Don’t get me wrong. We build great ships. The AEGIS Destroyer I commanded was the envy of the world. But it was conceived of and built as a “point solution” to a set of requirements that produced a variety of warfighting capabilities. Insufficient thought was given to how it might evolve, and how that evolution could be enabled.
My friend and mentor retired RADM Nevin Carr has a pithy way of describing what the surface force should move toward. He talks about “big trucks”, “medium trucks”, and “small trucks”. I’ll build on this simplicity here for a bit, and what I say will be no surprise to most of you who have already been thinking along these lines—but perhaps not from the architecturally-driven perspective that I suggest.
Surface ships of the future must be built in order to be able to pace the threat. When a new ARLEIGH BURKE destroyer is commissioned, it immediately begins to decline relative to the threat, which is always upgrading. Ten years or so down the road, at great expense and at a cost of significant operational availability, at least ten year’s worth of technology and capability upgrades are stuffed into the ship. It then rejoins the fleet—again at a high state of readiness—and begins the cycle of decline relative to the threat once again. Perhaps one more time in its remaining service life, it will get another massive modernization period in which it is taken out of service for a year and $150M is poured into it.
What if we could build a ship—build all of our ships—in a way in which regular maintenance periods could be used to accomplish major capability upgrades? These more frequent and less intrusive upgrades would accomplish two things. They would ensure that the ship remains in front of the threats it is imagined against, and because the capability upgrades will have arisen from a domain architecture – and a disciplined systems engineering process – the prospects for interoperability with the rest of the architecture are improved.
I’m talking mainly about functionality driven by open architecture schemes---in which the Navy controls the interface and industry creates the applications to meet architecturally driven requirements. Because a coherent systems engineering organization will have been involved from the beginning, where an application for a particular function has already been created—it, or portions of it—can be integrated into the computing platform of the ship. This commonality, this reuse, also contributes to architectural interoperability.
But why stop with software?

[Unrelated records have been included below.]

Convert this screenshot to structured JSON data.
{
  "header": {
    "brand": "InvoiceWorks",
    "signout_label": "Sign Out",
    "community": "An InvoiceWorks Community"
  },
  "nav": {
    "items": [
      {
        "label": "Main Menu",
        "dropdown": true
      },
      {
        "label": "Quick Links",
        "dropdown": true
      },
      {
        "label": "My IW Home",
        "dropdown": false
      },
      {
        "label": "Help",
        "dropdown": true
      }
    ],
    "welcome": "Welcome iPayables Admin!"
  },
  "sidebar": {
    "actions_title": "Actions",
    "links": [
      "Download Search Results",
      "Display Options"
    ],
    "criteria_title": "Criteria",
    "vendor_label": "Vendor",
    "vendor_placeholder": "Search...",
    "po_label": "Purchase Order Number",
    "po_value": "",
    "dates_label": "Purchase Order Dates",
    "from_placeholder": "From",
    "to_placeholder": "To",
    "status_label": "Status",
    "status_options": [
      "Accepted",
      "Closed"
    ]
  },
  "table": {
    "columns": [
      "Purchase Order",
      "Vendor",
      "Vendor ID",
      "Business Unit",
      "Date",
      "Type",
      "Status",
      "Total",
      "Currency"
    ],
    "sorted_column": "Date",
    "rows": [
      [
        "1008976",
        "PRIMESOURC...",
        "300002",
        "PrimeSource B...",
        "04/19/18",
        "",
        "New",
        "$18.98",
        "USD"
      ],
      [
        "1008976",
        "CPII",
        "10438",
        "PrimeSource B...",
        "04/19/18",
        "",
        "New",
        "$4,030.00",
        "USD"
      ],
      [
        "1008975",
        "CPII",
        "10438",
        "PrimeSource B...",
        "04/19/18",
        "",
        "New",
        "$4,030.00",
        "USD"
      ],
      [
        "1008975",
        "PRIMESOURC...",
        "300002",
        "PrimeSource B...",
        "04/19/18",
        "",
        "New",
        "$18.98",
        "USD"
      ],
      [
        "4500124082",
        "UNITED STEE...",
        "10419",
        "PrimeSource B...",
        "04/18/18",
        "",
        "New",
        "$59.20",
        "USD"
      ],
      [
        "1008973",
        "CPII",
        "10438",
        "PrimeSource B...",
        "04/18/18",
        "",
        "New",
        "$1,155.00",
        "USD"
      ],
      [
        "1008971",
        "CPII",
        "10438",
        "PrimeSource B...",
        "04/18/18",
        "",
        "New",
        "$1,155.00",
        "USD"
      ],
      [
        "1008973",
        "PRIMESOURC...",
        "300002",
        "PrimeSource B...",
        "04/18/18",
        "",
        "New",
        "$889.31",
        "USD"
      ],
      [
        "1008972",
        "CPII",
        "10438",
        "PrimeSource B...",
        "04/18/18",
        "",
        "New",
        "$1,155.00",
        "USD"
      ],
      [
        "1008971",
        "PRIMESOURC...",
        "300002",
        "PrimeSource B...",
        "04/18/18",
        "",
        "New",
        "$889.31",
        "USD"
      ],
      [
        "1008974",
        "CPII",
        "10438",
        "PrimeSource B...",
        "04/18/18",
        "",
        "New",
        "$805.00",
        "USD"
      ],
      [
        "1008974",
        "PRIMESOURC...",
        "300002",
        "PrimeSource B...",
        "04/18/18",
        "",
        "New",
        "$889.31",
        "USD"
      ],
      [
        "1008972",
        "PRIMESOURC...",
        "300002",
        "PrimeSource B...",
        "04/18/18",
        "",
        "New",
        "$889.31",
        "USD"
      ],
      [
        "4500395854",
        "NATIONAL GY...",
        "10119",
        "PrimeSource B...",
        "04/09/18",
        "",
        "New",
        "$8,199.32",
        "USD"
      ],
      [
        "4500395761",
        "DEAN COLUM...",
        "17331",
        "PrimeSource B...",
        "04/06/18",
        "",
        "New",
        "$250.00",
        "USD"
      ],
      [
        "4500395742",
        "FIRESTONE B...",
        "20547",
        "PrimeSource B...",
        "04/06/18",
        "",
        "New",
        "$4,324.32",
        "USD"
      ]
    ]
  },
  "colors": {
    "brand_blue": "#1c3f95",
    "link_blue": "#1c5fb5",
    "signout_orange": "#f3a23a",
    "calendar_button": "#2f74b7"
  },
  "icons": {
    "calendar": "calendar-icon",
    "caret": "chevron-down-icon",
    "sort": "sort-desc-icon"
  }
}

We took a stab at modularity in the LCS (Littoral Combat Ship) class, and while it was a well-intentioned stab, it appears that we may have gotten it wrong. Mission area modularity—to me—makes much less sense than component level modularity. I’ve come to refer to this as “the commoditization of capability”, and how we get there is somewhat like how we get to software architectures. The government—i.e. the Navy—defines the real estate and the support functions—in other words, it defines the physical interfaces. Space, weight, power, and cooling are provided, and industry is asked, “what can you do with this space”? This is why RADM Carr talks about “trucks”. The ship is a truck that carries around commodities, and those commodities are capabilities—capabilities that can be switched out pierside while the enabling software is upgraded over encrypted networks.
You know better than I that this approach is not the way we do things now, and you also know better than I that the government almost certainly wouldn’t get it right if it tried to impose such a system on industry.
So why not work together?
Why not bring together the various stakeholders in this process and begin the work of creating the future?
Why not get the fleet, the requirements community, the acquisition community, and industry together and hash this stuff out?
Why not say to industry—“here is where we want to go—can you help us get there?”
I believe we can. I know it is worth doing. And I am certain that it will take inspired leadership across a number of years to accomplish.
It will certainly not be easy.
But if it were easy—the Navy wouldn’t be doing it.